    So you you approve of the measures in SOPA as they have been drafted?
    I read a little bit about SOPA and I remember not liking what I read. Me not liking SOPA doesn't change what I wrote before, though. Too often I've read people complaining about how their "freedom" is impaired if they can't download anything they want for free (I'm paraphrasing). I hate that. It makes a mockery of the word freedom. Freedom does not equal "doing what the hell I want, just because I can".

    I'll look up SOPA in more detail later.
  13. 18 Jan '12 10:06
    Originally posted by DrKF
    But, as I said, the actual draft of the law is so poor that many sites not involved in copyright infringement, inside the US and abroad, could face shut-down.

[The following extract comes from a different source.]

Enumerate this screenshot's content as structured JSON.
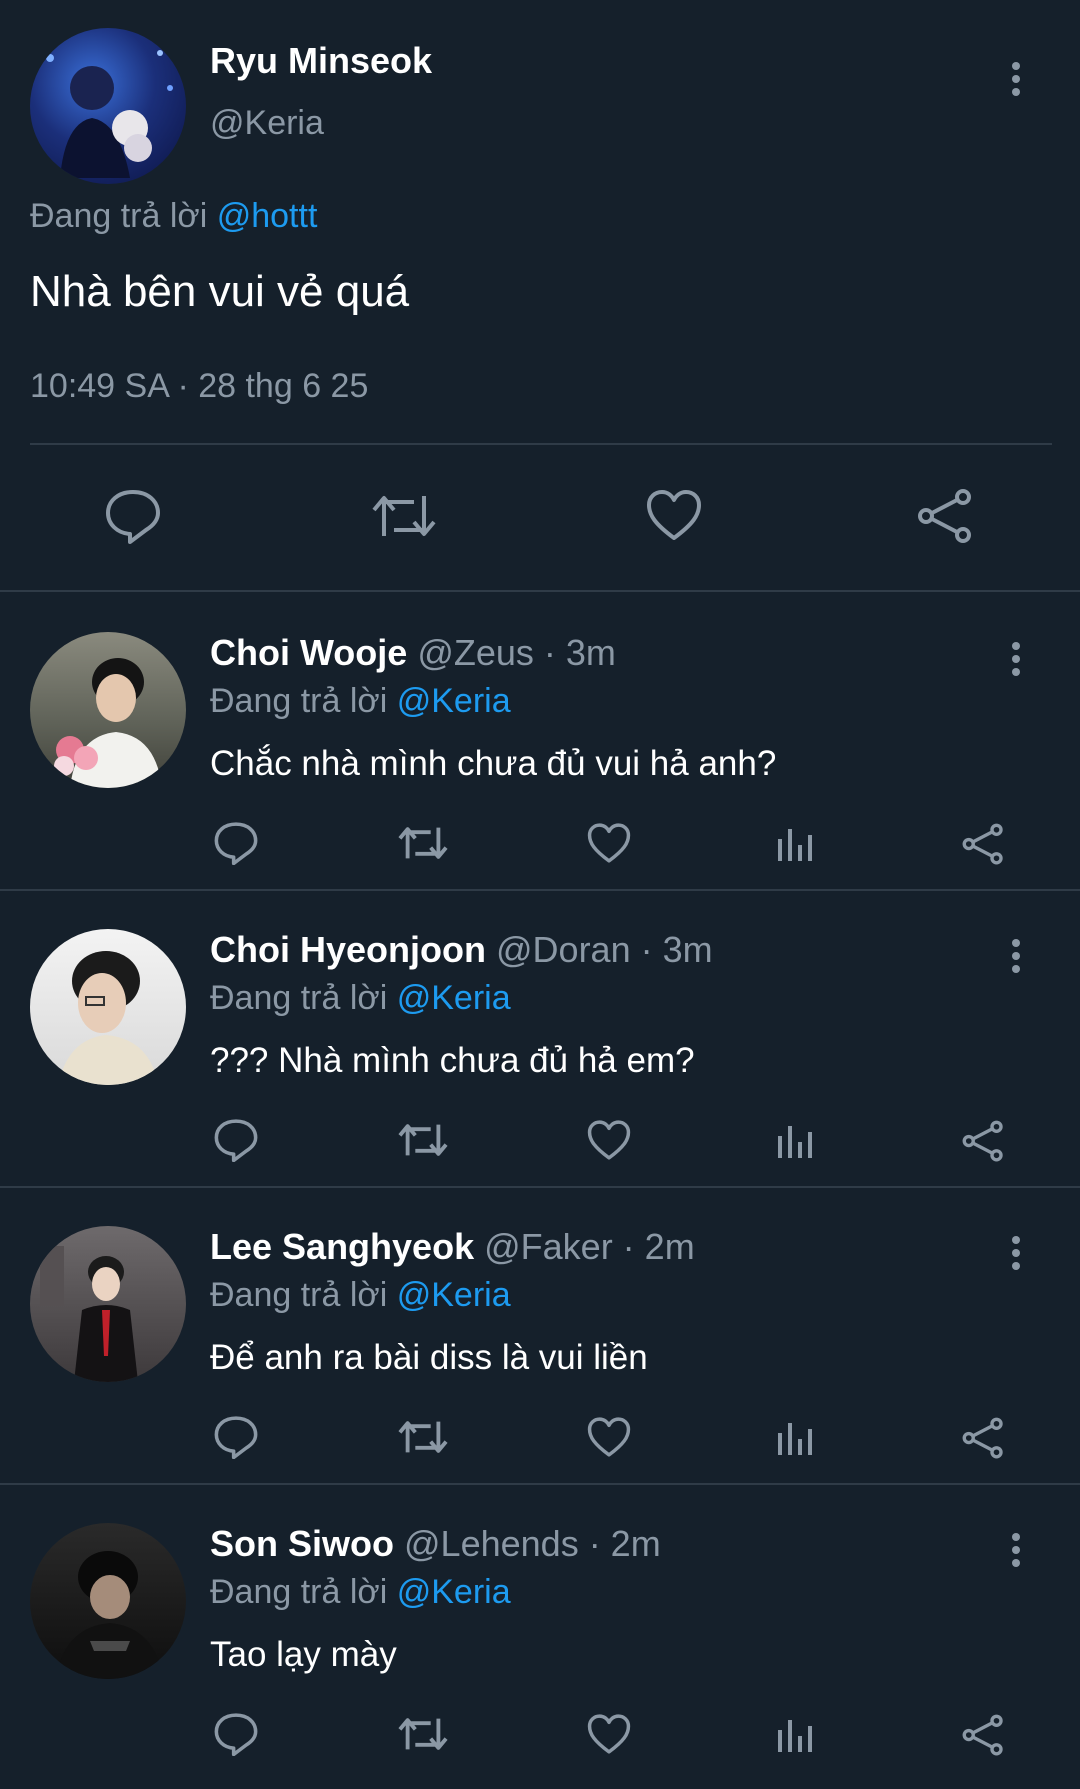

    You're right - wikipedia itself doesn't fall foul of copyright infringement, but they are still protesting the law because it could, potentially, end up affecting wikipedia and other wholly legitimate websites.
    Fair enough, SOPA may not be a good thing. I'm currently not in a position to be the judge of that. What do you think "we" should do instead of SOPA?
  14. 18 Jan '12 10:47
    Originally posted by Great King Rat
    Measures such as SOPA wouldn't be necessary if people stopped up- and downloading all kinds of stuff without paying for it. Wikipedia itself also follows these rules by warning not to put anything on it that is protected by copyright.
    SOPA, is not 'necessary'. It would not stop people downloading stuff, but would instead cause even more abuse of the law by the US media industry than is already taking place.
    Even the current laws are ridiculous. The current state of affairs in the world today is that everyone who uses a computer or cellphone, is guaranteed to run afoul of a copyright law sooner or later (usually sooner and frequently). This basically means that we live in a society where law breaking is normal. We are all criminals. We know we are. We expect to always be so. We teach our children that it is acceptable.
    Its like putting 20km/h speed limits on the highway then allowing everyone to go at 120km/h.

    Let me also give an example of the current abuse of the copyright laws:
    Here in SA, it is illegal to monitor my online activity.
    However, if someone in the USA, picks up my public IP address on a torrent site somewhere in Europe, they can write a letter to my ISP to say I was downloading copyrighted material.
    My ISP, without verifying the source of the complaint, the complainants credentials, the claimants actual ownership of the material in question, or even whether or not I did or did not download the material, will proceed to threaten me with disconnection from the internet. I won't get a trial. I won't be legally charged with anything. I will be summarily judged guilty on the word of an anonymous person in the US.
  15. Standard member shavixmir
    Guppy poo
    18 Jan '12 10:53
    The US is going to do as they see fit no matter what.
    I think we need to pre-emptively strike them.

    I dunno... make it international law that hamburgers are free...
    Na. That's too slow.

    NUKE EM.
    Just nuke em.

    Really. In the long run, the collatoral damage will be minimal compared to the faeces we're otherwise gonna have to put up with.

    Or... perhaps slightly more seriously, pass international regulation protecting EVERYONE from foreign pressure when it comes to any form of media.

    I mean, I just read that Modern Family is under pressure to cut an episode which has a Little Lilly swearing like a sailor. When Comedy Central imposes such restrictions as BLEEP, when it comes to the Netherlands we get the BLEEP as well....

    That's just not right!
    There's nothing funnier than a 4 year old swearing (especially when it's not yours).